### SOURCE DATA
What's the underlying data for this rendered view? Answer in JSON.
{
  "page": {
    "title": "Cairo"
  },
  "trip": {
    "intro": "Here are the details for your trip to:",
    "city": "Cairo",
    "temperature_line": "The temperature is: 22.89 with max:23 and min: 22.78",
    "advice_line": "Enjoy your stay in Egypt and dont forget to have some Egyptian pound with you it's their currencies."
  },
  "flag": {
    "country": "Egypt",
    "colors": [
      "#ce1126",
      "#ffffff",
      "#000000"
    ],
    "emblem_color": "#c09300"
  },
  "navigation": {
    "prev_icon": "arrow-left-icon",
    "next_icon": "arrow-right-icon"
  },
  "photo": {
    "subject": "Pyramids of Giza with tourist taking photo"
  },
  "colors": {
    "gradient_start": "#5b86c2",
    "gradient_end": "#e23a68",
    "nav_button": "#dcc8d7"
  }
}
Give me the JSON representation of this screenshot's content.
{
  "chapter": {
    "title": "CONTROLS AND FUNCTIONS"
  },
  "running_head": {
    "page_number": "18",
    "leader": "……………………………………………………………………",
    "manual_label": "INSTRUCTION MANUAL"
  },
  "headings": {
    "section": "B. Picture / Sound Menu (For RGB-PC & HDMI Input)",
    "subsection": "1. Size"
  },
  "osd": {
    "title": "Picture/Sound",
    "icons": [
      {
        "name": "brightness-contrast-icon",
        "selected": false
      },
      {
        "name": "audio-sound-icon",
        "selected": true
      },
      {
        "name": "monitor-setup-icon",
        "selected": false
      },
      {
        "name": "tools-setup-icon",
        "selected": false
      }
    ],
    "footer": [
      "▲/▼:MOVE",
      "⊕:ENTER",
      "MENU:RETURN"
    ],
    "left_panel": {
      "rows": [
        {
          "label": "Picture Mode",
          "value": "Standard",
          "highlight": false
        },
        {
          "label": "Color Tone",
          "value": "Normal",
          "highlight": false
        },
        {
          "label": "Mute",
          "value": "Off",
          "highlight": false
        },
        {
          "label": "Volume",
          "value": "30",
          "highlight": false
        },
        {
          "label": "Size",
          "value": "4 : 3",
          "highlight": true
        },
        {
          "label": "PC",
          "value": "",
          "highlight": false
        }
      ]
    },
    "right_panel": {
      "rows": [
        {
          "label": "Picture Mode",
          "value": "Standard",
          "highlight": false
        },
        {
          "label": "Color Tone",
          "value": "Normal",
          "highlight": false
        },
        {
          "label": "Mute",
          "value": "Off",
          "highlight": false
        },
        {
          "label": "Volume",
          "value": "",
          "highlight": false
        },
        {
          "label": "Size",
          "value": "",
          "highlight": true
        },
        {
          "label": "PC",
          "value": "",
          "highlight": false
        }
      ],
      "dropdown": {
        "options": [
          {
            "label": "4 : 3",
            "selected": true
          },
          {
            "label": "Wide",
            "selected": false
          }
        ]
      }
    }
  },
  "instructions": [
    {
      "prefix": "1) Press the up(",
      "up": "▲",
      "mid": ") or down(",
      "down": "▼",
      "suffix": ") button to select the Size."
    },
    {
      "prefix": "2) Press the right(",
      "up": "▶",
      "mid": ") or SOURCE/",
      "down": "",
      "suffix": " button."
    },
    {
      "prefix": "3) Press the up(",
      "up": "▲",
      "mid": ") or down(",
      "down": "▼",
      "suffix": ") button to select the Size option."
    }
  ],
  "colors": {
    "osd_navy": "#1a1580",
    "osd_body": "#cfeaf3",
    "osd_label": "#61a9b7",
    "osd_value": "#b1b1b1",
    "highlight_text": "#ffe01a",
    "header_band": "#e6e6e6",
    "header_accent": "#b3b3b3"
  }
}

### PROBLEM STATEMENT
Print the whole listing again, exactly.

### ANSWER SPACE
What's the underlying data for this rendered view? Answer in JSON.
{
  "page": {
    "title": "Cairo"
  },
  "trip": {
    "intro": "Here are the details for your trip to:",
    "city": "Cairo",
    "temperature_line": "The temperature is: 22.89 with max:23 and min: 22.78",
    "advice_line": "Enjoy your stay in Egypt and dont forget to have some Egyptian pound with you it's their currencies."
  },
  "flag": {
    "country": "Egypt",
    "colors": [
      "#ce1126",
      "#ffffff",
      "#000000"
    ],
    "emblem_color": "#c09300"
  },
  "navigation": {
    "prev_icon": "arrow-left-icon",
    "next_icon": "arrow-right-icon"
  },
  "photo": {
    "subject": "Pyramids of Giza with tourist taking photo"
  },
  "colors": {
    "gradient_start": "#5b86c2",
    "gradient_end": "#e23a68",
    "nav_button": "#dcc8d7"
  }
}
Give me the JSON representation of this screenshot's content.
{
  "chapter": {
    "title": "CONTROLS AND FUNCTIONS"
  },
  "running_head": {
    "page_number": "18",
    "leader": "……………………………………………………………………",
    "manual_label": "INSTRUCTION MANUAL"
  },
  "headings": {
    "section": "B. Picture / Sound Menu (For RGB-PC & HDMI Input)",
    "subsection": "1. Size"
  },
  "osd": {
    "title": "Picture/Sound",
    "icons": [
      {
        "name": "brightness-contrast-icon",
        "selected": false
      },
      {
        "name": "audio-sound-icon",
        "selected": true
      },
      {
        "name": "monitor-setup-icon",
        "selected": false
      },
      {
        "name": "tools-setup-icon",
        "selected": false
      }
    ],
    "footer": [
      "▲/▼:MOVE",
      "⊕:ENTER",
      "MENU:RETURN"
    ],
    "left_panel": {
      "rows": [
        {
          "label": "Picture Mode",
          "value": "Standard",
          "highlight": false
        },
        {
          "label": "Color Tone",
          "value": "Normal",
          "highlight": false
        },
        {
          "label": "Mute",
          "value": "Off",
          "highlight": false
        },
        {
          "label": "Volume",
          "value": "30",
          "highlight": false
        },
        {
          "label": "Size",
          "value": "4 : 3",
          "highlight": true
        },
        {
          "label": "PC",
          "value": "",
          "highlight": false
        }
      ]
    },
    "right_panel": {
      "rows": [
        {
          "label": "Picture Mode",
          "value": "Standard",
          "highlight": false
        },
        {
          "label": "Color Tone",
          "value": "Normal",
          "highlight": false
        },
        {
          "label": "Mute",
          "value": "Off",
          "highlight": false
        },
        {
          "label": "Volume",
          "value": "",
          "highlight": false
        },
        {
          "label": "Size",
          "value": "",
          "highlight": true
        },
        {
          "label": "PC",
          "value": "",
          "highlight": false
        }
      ],
      "dropdown": {
        "options": [
          {
            "label": "4 : 3",
            "selected": true
          },
          {
            "label": "Wide",
            "selected": false
          }
        ]
      }
    }
  },
  "instructions": [
    {
      "prefix": "1) Press the up(",
      "up": "▲",
      "mid": ") or down(",
      "down": "▼",
      "suffix": ") button to select the Size."
    },
    {
      "prefix": "2) Press the right(",
      "up": "▶",
      "mid": ") or SOURCE/",
      "down": "",
      "suffix": " button."
    },
    {
      "prefix": "3) Press the up(",
      "up": "▲",
      "mid": ") or down(",
      "down": "▼",
      "suffix": ") button to select the Size option."
    }
  ],
  "colors": {
    "osd_navy": "#1a1580",
    "osd_body": "#cfeaf3",
    "osd_label": "#61a9b7",
    "osd_value": "#b1b1b1",
    "highlight_text": "#ffe01a",
    "header_band": "#e6e6e6",
    "header_accent": "#b3b3b3"
  }
}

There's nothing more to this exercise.